Adding GeoDjango to Existing Project

November 18, 2011

I have a need to add GeoDjango functionality to an existing Django project. This runs on a Debian Lenny server, and uses a Postgres 8.4 database

Install packages

I needed to install the following packages:

# apt-get install libgeos-3.2.0 proj postgis gdal-bin postgresql-8.4-postgis

You can test this is all installed correctly using a Django python shell:

>>> from django.contrib.gis.gdal import HAS_GDAL
>>> print HAS_GDAL

If you're working on a development machine with the database on a different box, you'll need to do this on the database box only. It's not needed where the web server runs.

Add GIS functionality to database

Next, we need to change the existing database (bbr) so that it has GIS functionality:

# su postgres
$ createlang -d bbr plpgsql
$ psql -d bbr -f /usr/share/postgresql/8.4/contrib/postgis-1.5/postgis.sql
$ psql -d bbr -f /usr/share/postgresql/8.4/contrib/postgis-1.5/spatial_ref_sys.sql
$ psql
postgres=# \c bbr
bbr=# GRANT ALL ON geometry_columns TO PUBLIC;
bbr=# GRANT ALL ON geography_columns TO PUBLIC;
bbr=# GRANT ALL ON spatial_ref_sys TO PUBLIC;

Django Project Changes

You will need to change the database driver in your Here I'm using postgres so I need to configure the connection to use postgis.

    'default': {
         'ENGINE': 'django.contrib.gis.db.backends.postgis',
         'NAME': 'database_name',
         'USER': 'database_user',
         'PASSWORD' : 'password',
         'HOST' : 'localhost',
         'PORT' : 5432,

You will also need to add the following to your list of INSTALLED_APPS:


Django Model Changes

I already have text fields that hold latitude and longitude. I need to convert these to the appropriate GIS data types in the database. South works well for database migration, even for GIS types.

As I'm still messing with GeoDjango, I've added two new data types. One is a standard geometry type, the second will use the geography type. This uses more complex maths and has some query limitations, but is more accurate.

from django.contrib.gis.db import models as geomodels
from django.contrib.gis.geos import *

latitude = models.CharField(max_length=15, blank=True, null=True)
longitude = models.CharField(max_length=15, blank=True, null=True) 
map_location = geomodels.PointField(dim=3, blank=True, null=True)
point = geomodels.PointField(dim=3, geography=True, blank=True, null=True)

You will also need to override the objects attribute so that is is GIS aware.

objects = geomodels.GeoManager()

In the save() method, I'm automatically populating the two new data types from the strings I had before.

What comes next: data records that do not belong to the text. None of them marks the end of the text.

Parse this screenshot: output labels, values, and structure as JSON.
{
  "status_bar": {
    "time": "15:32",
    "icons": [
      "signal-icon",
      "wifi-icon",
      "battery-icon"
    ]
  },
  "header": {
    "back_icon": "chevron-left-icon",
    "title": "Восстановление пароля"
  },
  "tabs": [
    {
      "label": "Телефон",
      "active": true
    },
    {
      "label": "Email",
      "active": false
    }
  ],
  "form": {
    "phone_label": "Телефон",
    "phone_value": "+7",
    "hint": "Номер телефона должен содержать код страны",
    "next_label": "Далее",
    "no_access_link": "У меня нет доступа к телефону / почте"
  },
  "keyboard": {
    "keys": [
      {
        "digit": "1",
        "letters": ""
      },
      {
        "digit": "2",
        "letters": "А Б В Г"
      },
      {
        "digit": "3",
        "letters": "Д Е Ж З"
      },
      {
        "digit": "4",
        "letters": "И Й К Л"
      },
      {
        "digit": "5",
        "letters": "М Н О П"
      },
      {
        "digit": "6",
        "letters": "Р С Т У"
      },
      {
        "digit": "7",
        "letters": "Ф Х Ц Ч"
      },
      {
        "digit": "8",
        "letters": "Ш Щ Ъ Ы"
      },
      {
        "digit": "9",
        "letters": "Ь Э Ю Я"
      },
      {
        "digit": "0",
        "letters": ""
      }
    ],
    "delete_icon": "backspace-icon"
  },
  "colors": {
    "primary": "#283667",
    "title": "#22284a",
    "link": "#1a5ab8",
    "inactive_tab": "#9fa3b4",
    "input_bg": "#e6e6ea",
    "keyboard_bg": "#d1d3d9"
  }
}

def save(self):
    if self.latitude != None and len(self.latitude) > 0:
        lString = 'POINT(%s %s)' % (self.longitude.strip(), self.latitude.strip())
        self.map_location = fromstr(lString)
        self.point = fromstr(lString)
    self.last_modified =
    super(Band, self).save()


In order to use the postgis features with the Django auto test system, you'll need a template_postgis database. To set this up, do the following:

# su postgres
$ createlang -d template_postgis plpgsql
$ psql -d template_postgis -f /usr/share/postgresql/8.4/contrib/postgis-1.5/postgis.sql
$ psql -d template_postgis -f /usr/share/postgresql/8.4/contrib/postgis-1.5/spatial_ref_sys.sql
$ psql
postgres=# update pg_database set datistemplate=true where datname='template_postgis';
postgres=# \c template_postgis
template_postgis=# GRANT ALL ON geometry_columns TO PUBLIC;
template_postgis=# GRANT ALL ON geography_columns TO PUBLIC;
template_postgis=# GRANT ALL ON spatial_ref_sys TO PUBLIC;

Distance Calculations

Once this is done, you can add a distance attribute to Bands that have a latitude longitude. In this example I'm working out the distance of the bands from a fixed point, the band with id 1's location.

lOrigin = Band.objects.filter(id=1)[0]
    lMatchingBand = Band.objects.filter(slug=pBandSlug)
    if lMatchingBand[0].latitude:
        lBand = lMatchingBand.distance(lOrigin.point)[0]
        lBand = lMatchingBand[0]
except IndexError:
    raise Http404()

Notice that we decorate the band object with distance only if latitude is populated, otherwise we don't bother.